What you need to do
Set down each entry below exactly as written, keeping the pictures out.

******

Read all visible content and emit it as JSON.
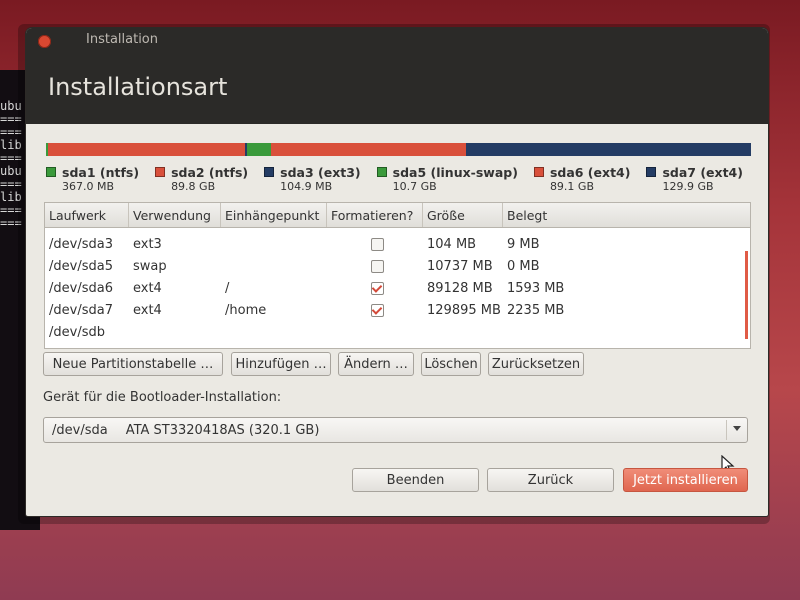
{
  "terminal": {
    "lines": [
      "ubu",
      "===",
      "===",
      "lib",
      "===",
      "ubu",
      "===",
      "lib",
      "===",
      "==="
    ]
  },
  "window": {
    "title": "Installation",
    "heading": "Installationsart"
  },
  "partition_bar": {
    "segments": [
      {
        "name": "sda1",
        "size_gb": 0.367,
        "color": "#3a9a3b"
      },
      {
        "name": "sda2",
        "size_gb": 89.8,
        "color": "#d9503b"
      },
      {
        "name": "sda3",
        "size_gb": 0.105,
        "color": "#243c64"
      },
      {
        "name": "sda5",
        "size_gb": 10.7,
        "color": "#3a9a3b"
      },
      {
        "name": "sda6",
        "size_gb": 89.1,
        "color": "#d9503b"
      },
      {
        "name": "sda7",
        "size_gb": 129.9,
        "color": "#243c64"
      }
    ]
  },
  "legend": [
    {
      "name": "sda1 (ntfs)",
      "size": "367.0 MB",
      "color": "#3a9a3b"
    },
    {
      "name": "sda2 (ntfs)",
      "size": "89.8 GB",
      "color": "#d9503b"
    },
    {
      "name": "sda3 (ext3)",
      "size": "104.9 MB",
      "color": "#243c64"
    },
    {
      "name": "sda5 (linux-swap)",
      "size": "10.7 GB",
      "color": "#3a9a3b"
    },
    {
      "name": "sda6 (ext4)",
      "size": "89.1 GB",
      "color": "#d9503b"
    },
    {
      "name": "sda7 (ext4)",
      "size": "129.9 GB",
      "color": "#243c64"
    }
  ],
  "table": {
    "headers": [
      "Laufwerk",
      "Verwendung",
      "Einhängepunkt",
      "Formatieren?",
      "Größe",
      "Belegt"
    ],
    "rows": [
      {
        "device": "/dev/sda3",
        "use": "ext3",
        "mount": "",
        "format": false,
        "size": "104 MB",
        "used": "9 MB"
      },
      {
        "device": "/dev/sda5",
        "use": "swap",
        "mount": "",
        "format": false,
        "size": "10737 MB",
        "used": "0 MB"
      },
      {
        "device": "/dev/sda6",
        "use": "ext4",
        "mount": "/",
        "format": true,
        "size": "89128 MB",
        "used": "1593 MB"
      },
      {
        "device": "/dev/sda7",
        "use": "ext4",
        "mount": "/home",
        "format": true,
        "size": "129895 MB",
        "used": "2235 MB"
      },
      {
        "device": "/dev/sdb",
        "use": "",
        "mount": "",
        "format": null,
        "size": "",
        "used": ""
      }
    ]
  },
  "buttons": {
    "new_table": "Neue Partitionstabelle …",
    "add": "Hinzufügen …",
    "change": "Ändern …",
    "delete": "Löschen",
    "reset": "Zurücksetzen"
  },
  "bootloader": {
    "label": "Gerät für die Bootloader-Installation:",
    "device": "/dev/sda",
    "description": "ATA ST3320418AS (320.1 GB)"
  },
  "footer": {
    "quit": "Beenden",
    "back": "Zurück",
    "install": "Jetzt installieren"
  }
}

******

Response
Read all visible content and emit it as JSON.
{
  "terminal": {
    "lines": [
      "ubu",
      "===",
      "===",
      "lib",
      "===",
      "ubu",
      "===",
      "lib",
      "===",
      "==="
    ]
  },
  "window": {
    "title": "Installation",
    "heading": "Installationsart"
  },
  "partition_bar": {
    "segments": [
      {
        "name": "sda1",
        "size_gb": 0.367,
        "color": "#3a9a3b"
      },
      {
        "name": "sda2",
        "size_gb": 89.8,
        "color": "#d9503b"
      },
      {
        "name": "sda3",
        "size_gb": 0.105,
        "color": "#243c64"
      },
      {
        "name": "sda5",
        "size_gb": 10.7,
        "color": "#3a9a3b"
      },
      {
        "name": "sda6",
        "size_gb": 89.1,
        "color": "#d9503b"
      },
      {
        "name": "sda7",
        "size_gb": 129.9,
        "color": "#243c64"
      }
    ]
  },
  "legend": [
    {
      "name": "sda1 (ntfs)",
      "size": "367.0 MB",
      "color": "#3a9a3b"
    },
    {
      "name": "sda2 (ntfs)",
      "size": "89.8 GB",
      "color": "#d9503b"
    },
    {
      "name": "sda3 (ext3)",
      "size": "104.9 MB",
      "color": "#243c64"
    },
    {
      "name": "sda5 (linux-swap)",
      "size": "10.7 GB",
      "color": "#3a9a3b"
    },
    {
      "name": "sda6 (ext4)",
      "size": "89.1 GB",
      "color": "#d9503b"
    },
    {
      "name": "sda7 (ext4)",
      "size": "129.9 GB",
      "color": "#243c64"
    }
  ],
  "table": {
    "headers": [
      "Laufwerk",
      "Verwendung",
      "Einhängepunkt",
      "Formatieren?",
      "Größe",
      "Belegt"
    ],
    "rows": [
      {
        "device": "/dev/sda3",
        "use": "ext3",
        "mount": "",
        "format": false,
        "size": "104 MB",
        "used": "9 MB"
      },
      {
        "device": "/dev/sda5",
        "use": "swap",
        "mount": "",
        "format": false,
        "size": "10737 MB",
        "used": "0 MB"
      },
      {
        "device": "/dev/sda6",
        "use": "ext4",
        "mount": "/",
        "format": true,
        "size": "89128 MB",
        "used": "1593 MB"
      },
      {
        "device": "/dev/sda7",
        "use": "ext4",
        "mount": "/home",
        "format": true,
        "size": "129895 MB",
        "used": "2235 MB"
      },
      {
        "device": "/dev/sdb",
        "use": "",
        "mount": "",
        "format": null,
        "size": "",
        "used": ""
      }
    ]
  },
  "buttons": {
    "new_table": "Neue Partitionstabelle …",
    "add": "Hinzufügen …",
    "change": "Ändern …",
    "delete": "Löschen",
    "reset": "Zurücksetzen"
  },
  "bootloader": {
    "label": "Gerät für die Bootloader-Installation:",
    "device": "/dev/sda",
    "description": "ATA ST3320418AS (320.1 GB)"
  },
  "footer": {
    "quit": "Beenden",
    "back": "Zurück",
    "install": "Jetzt installieren"
  }
}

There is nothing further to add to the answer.